Task details
A faithful, word-for-word copy of the data below is required, without pictures.

Supplied records

-*-*-

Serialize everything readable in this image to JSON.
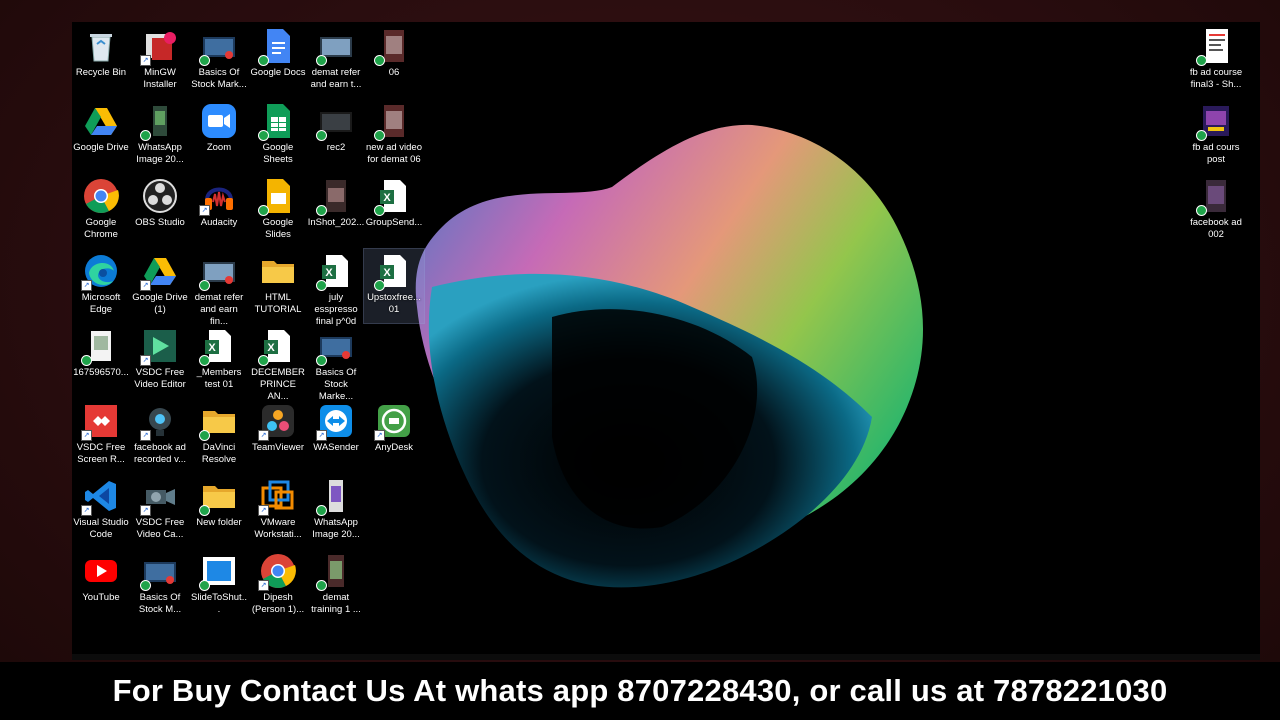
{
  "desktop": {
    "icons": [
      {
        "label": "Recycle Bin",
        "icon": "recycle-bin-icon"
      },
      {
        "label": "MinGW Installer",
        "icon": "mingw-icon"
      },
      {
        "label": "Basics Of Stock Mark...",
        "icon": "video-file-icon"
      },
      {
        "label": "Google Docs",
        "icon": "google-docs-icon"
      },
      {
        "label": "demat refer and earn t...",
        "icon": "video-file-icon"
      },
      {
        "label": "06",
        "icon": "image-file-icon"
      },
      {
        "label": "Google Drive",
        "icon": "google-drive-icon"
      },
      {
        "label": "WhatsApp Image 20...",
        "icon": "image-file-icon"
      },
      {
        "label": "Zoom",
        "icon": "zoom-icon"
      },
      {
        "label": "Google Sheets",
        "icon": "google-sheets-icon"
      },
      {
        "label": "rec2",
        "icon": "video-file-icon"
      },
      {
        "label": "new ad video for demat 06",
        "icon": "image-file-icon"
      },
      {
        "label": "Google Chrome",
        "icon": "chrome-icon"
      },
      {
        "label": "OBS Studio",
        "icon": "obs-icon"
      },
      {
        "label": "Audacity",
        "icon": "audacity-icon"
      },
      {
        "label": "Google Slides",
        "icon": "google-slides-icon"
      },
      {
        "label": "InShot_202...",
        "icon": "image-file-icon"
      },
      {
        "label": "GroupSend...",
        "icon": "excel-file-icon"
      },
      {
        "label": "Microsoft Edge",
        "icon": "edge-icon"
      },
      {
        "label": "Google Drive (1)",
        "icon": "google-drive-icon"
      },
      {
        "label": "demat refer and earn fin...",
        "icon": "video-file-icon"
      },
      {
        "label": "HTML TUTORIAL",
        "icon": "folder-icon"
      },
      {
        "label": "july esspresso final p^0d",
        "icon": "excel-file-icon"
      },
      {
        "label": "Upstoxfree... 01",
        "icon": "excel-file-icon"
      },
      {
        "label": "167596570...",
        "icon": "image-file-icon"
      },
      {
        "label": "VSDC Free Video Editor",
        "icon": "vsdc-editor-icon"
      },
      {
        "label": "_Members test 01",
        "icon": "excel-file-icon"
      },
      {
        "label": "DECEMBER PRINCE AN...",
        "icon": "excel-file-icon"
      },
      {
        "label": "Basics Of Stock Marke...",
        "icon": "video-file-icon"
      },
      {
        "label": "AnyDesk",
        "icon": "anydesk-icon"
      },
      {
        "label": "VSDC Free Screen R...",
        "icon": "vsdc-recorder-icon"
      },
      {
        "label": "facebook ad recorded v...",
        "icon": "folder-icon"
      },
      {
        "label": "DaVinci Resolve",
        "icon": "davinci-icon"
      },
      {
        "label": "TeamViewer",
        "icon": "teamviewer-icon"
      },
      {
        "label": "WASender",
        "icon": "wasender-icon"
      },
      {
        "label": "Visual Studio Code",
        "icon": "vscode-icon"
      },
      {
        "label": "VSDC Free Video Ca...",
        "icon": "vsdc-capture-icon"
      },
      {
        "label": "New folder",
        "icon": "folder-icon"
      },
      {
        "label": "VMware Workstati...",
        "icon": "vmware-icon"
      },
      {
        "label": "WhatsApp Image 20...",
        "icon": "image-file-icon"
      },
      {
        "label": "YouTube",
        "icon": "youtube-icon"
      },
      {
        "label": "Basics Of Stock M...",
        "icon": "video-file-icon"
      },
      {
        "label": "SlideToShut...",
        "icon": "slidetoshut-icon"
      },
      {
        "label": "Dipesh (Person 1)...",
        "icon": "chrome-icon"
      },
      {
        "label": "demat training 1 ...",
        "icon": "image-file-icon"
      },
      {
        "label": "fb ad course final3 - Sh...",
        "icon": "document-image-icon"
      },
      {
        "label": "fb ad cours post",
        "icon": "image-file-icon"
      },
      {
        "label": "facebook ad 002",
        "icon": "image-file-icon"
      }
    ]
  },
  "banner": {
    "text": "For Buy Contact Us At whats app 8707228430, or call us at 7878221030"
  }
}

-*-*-

Expected output
Serialize everything readable in this image to JSON.
{
  "desktop": {
    "icons": [
      {
        "label": "Recycle Bin",
        "icon": "recycle-bin-icon"
      },
      {
        "label": "MinGW Installer",
        "icon": "mingw-icon"
      },
      {
        "label": "Basics Of Stock Mark...",
        "icon": "video-file-icon"
      },
      {
        "label": "Google Docs",
        "icon": "google-docs-icon"
      },
      {
        "label": "demat refer and earn t...",
        "icon": "video-file-icon"
      },
      {
        "label": "06",
        "icon": "image-file-icon"
      },
      {
        "label": "Google Drive",
        "icon": "google-drive-icon"
      },
      {
        "label": "WhatsApp Image 20...",
        "icon": "image-file-icon"
      },
      {
        "label": "Zoom",
        "icon": "zoom-icon"
      },
      {
        "label": "Google Sheets",
        "icon": "google-sheets-icon"
      },
      {
        "label": "rec2",
        "icon": "video-file-icon"
      },
      {
        "label": "new ad video for demat 06",
        "icon": "image-file-icon"
      },
      {
        "label": "Google Chrome",
        "icon": "chrome-icon"
      },
      {
        "label": "OBS Studio",
        "icon": "obs-icon"
      },
      {
        "label": "Audacity",
        "icon": "audacity-icon"
      },
      {
        "label": "Google Slides",
        "icon": "google-slides-icon"
      },
      {
        "label": "InShot_202...",
        "icon": "image-file-icon"
      },
      {
        "label": "GroupSend...",
        "icon": "excel-file-icon"
      },
      {
        "label": "Microsoft Edge",
        "icon": "edge-icon"
      },
      {
        "label": "Google Drive (1)",
        "icon": "google-drive-icon"
      },
      {
        "label": "demat refer and earn fin...",
        "icon": "video-file-icon"
      },
      {
        "label": "HTML TUTORIAL",
        "icon": "folder-icon"
      },
      {
        "label": "july esspresso final p^0d",
        "icon": "excel-file-icon"
      },
      {
        "label": "Upstoxfree... 01",
        "icon": "excel-file-icon"
      },
      {
        "label": "167596570...",
        "icon": "image-file-icon"
      },
      {
        "label": "VSDC Free Video Editor",
        "icon": "vsdc-editor-icon"
      },
      {
        "label": "_Members test 01",
        "icon": "excel-file-icon"
      },
      {
        "label": "DECEMBER PRINCE AN...",
        "icon": "excel-file-icon"
      },
      {
        "label": "Basics Of Stock Marke...",
        "icon": "video-file-icon"
      },
      {
        "label": "AnyDesk",
        "icon": "anydesk-icon"
      },
      {
        "label": "VSDC Free Screen R...",
        "icon": "vsdc-recorder-icon"
      },
      {
        "label": "facebook ad recorded v...",
        "icon": "folder-icon"
      },
      {
        "label": "DaVinci Resolve",
        "icon": "davinci-icon"
      },
      {
        "label": "TeamViewer",
        "icon": "teamviewer-icon"
      },
      {
        "label": "WASender",
        "icon": "wasender-icon"
      },
      {
        "label": "Visual Studio Code",
        "icon": "vscode-icon"
      },
      {
        "label": "VSDC Free Video Ca...",
        "icon": "vsdc-capture-icon"
      },
      {
        "label": "New folder",
        "icon": "folder-icon"
      },
      {
        "label": "VMware Workstati...",
        "icon": "vmware-icon"
      },
      {
        "label": "WhatsApp Image 20...",
        "icon": "image-file-icon"
      },
      {
        "label": "YouTube",
        "icon": "youtube-icon"
      },
      {
        "label": "Basics Of Stock M...",
        "icon": "video-file-icon"
      },
      {
        "label": "SlideToShut...",
        "icon": "slidetoshut-icon"
      },
      {
        "label": "Dipesh (Person 1)...",
        "icon": "chrome-icon"
      },
      {
        "label": "demat training 1 ...",
        "icon": "image-file-icon"
      },
      {
        "label": "fb ad course final3 - Sh...",
        "icon": "document-image-icon"
      },
      {
        "label": "fb ad cours post",
        "icon": "image-file-icon"
      },
      {
        "label": "facebook ad 002",
        "icon": "image-file-icon"
      }
    ]
  },
  "banner": {
    "text": "For Buy Contact Us At whats app 8707228430, or call us at 7878221030"
  }
}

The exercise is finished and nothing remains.